* _PROBLEM TO SOLVE_
Search the entries for the word "timeframe" and copy each line that has it.

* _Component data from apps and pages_

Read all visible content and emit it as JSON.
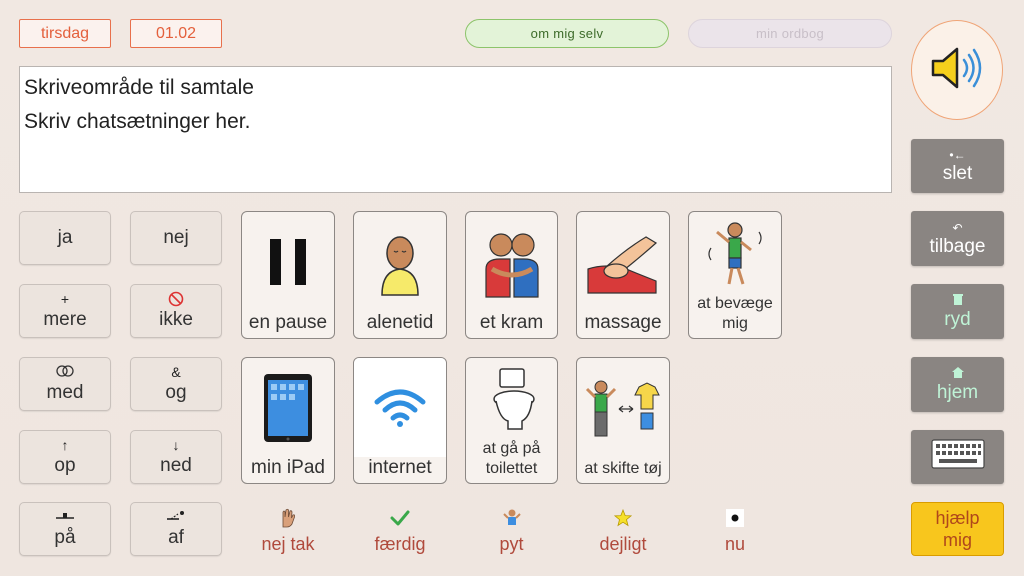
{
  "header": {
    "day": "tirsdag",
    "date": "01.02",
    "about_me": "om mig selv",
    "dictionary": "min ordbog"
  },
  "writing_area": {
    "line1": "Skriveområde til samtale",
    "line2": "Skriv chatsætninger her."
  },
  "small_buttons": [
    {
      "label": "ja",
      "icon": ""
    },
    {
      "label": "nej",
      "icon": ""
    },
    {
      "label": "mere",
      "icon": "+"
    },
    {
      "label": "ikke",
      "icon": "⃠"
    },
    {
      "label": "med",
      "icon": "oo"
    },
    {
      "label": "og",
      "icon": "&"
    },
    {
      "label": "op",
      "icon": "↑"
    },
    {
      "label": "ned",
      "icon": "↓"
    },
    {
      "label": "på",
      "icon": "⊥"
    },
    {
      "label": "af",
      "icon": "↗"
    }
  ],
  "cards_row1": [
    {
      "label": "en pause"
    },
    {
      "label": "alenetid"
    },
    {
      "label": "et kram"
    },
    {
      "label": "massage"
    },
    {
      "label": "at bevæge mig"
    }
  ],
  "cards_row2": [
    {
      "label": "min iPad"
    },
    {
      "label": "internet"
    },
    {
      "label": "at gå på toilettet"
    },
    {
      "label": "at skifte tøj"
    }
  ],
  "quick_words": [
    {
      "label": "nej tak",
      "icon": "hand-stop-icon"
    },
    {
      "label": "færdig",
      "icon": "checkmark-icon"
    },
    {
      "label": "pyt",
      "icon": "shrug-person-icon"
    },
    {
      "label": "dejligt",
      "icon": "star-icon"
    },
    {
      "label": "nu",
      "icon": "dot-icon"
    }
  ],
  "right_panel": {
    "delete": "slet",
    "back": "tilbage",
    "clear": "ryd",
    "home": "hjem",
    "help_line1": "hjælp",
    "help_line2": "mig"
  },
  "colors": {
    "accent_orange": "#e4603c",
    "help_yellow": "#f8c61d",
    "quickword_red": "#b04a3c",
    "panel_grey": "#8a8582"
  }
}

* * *

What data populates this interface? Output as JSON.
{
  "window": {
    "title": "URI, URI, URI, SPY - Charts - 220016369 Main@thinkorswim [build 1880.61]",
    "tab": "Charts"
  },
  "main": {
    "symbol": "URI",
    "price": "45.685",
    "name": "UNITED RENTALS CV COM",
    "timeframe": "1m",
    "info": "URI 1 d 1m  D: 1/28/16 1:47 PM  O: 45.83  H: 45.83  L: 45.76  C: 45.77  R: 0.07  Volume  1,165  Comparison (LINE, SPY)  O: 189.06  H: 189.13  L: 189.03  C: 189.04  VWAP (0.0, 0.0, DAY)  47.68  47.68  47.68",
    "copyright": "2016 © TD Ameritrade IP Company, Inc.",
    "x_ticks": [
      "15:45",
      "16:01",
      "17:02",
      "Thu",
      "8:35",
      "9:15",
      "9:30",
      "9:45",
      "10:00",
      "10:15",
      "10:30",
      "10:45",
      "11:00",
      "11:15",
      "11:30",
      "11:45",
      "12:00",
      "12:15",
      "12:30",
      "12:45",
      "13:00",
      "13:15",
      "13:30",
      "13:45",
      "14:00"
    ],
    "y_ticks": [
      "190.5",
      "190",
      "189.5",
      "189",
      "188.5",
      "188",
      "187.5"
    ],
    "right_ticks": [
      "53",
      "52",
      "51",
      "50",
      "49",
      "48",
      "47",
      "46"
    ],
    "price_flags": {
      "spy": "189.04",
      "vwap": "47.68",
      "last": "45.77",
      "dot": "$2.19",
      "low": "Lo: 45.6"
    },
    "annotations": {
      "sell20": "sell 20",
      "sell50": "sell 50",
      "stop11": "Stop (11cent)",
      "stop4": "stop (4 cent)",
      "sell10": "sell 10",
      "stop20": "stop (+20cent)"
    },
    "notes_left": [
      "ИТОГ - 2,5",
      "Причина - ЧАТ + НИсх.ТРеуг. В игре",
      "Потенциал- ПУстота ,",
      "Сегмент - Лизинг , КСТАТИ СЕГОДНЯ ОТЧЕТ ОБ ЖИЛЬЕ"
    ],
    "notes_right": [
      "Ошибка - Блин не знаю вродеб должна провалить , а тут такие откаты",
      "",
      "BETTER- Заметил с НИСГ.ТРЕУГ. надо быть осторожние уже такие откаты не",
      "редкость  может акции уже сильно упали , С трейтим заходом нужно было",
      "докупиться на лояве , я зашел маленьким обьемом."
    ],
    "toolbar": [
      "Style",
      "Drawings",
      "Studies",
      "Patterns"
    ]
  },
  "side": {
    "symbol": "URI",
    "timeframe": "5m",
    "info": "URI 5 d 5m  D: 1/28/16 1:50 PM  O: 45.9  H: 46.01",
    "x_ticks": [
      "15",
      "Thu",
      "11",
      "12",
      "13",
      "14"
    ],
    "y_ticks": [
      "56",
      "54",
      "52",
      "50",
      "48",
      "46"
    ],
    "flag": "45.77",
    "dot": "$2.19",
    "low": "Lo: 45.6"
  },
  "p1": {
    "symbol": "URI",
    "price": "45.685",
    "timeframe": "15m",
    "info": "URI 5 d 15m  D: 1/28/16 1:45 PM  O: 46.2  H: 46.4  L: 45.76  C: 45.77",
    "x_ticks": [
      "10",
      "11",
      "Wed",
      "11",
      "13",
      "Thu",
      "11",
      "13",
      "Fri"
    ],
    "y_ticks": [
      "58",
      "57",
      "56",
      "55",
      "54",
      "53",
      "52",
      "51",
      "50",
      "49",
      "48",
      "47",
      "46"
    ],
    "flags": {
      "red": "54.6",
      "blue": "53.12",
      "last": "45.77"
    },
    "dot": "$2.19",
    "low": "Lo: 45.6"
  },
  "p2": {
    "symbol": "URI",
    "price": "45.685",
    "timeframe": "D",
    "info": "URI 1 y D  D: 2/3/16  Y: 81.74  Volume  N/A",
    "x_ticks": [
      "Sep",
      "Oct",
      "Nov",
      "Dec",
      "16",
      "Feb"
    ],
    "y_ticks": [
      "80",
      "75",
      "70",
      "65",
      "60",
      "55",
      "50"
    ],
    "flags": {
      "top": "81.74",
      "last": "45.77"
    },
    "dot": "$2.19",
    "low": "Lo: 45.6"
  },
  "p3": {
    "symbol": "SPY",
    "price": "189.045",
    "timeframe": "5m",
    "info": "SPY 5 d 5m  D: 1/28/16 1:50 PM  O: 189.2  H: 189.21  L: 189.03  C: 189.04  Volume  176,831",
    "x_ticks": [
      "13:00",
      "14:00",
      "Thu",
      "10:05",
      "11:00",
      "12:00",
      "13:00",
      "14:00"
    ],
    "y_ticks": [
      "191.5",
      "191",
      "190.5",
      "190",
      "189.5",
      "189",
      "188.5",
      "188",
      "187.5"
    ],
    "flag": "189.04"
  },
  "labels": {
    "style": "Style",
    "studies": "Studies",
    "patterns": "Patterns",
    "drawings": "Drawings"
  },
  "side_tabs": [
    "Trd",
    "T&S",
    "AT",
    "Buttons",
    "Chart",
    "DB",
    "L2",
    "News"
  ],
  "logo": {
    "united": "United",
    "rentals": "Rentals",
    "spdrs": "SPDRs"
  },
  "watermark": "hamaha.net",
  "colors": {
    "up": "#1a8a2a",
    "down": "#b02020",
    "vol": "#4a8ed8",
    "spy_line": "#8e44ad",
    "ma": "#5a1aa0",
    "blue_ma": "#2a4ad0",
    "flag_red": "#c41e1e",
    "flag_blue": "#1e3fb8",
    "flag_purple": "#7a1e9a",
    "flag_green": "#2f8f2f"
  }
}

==

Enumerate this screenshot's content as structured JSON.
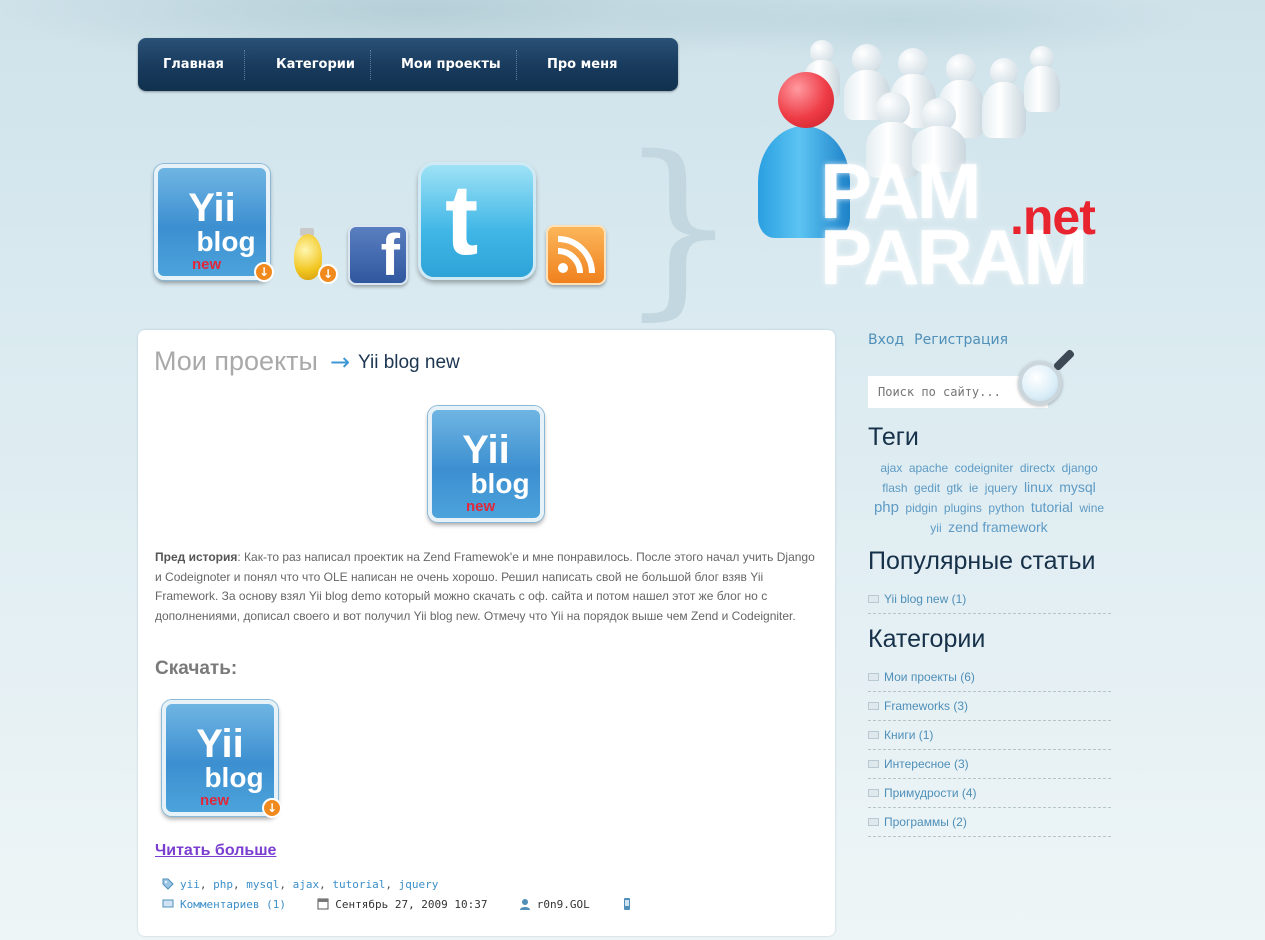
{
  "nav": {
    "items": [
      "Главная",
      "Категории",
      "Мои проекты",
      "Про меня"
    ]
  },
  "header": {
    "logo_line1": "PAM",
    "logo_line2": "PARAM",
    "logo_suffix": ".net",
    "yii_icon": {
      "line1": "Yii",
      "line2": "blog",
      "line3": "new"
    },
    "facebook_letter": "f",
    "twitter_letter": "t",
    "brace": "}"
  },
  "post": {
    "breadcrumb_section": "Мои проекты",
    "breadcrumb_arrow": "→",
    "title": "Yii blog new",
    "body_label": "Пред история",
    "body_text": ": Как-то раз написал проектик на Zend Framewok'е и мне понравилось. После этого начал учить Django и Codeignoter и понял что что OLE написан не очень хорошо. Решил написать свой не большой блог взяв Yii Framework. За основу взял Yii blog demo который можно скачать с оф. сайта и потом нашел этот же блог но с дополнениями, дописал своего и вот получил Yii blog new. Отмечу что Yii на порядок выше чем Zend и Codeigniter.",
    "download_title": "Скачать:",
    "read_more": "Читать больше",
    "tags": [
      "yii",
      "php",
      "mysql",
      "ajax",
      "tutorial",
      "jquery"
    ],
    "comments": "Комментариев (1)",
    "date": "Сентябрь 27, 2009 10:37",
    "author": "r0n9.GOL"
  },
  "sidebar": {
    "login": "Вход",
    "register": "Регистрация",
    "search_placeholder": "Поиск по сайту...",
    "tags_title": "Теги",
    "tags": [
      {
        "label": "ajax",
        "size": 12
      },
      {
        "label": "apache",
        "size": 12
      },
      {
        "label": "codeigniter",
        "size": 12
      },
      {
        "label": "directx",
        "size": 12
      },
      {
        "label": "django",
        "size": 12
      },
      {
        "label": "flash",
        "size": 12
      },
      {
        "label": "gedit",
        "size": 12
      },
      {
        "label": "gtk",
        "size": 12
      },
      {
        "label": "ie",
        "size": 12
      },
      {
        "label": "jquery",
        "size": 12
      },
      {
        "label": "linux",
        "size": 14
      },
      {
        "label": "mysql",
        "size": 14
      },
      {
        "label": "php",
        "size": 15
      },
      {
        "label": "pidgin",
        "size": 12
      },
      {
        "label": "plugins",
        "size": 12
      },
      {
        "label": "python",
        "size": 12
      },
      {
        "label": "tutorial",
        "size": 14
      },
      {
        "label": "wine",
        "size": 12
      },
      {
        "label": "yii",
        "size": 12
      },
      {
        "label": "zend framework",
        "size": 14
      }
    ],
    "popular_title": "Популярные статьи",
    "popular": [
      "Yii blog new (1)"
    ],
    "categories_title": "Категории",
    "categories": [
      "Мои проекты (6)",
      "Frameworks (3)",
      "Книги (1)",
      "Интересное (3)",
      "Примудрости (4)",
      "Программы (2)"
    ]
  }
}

* _ANSWER TO THIS EXERCISE_
    "timeframe": "1m",
    "timeframe": "5m",
    "timeframe": "15m",
    "timeframe": "D",
    "timeframe": "5m",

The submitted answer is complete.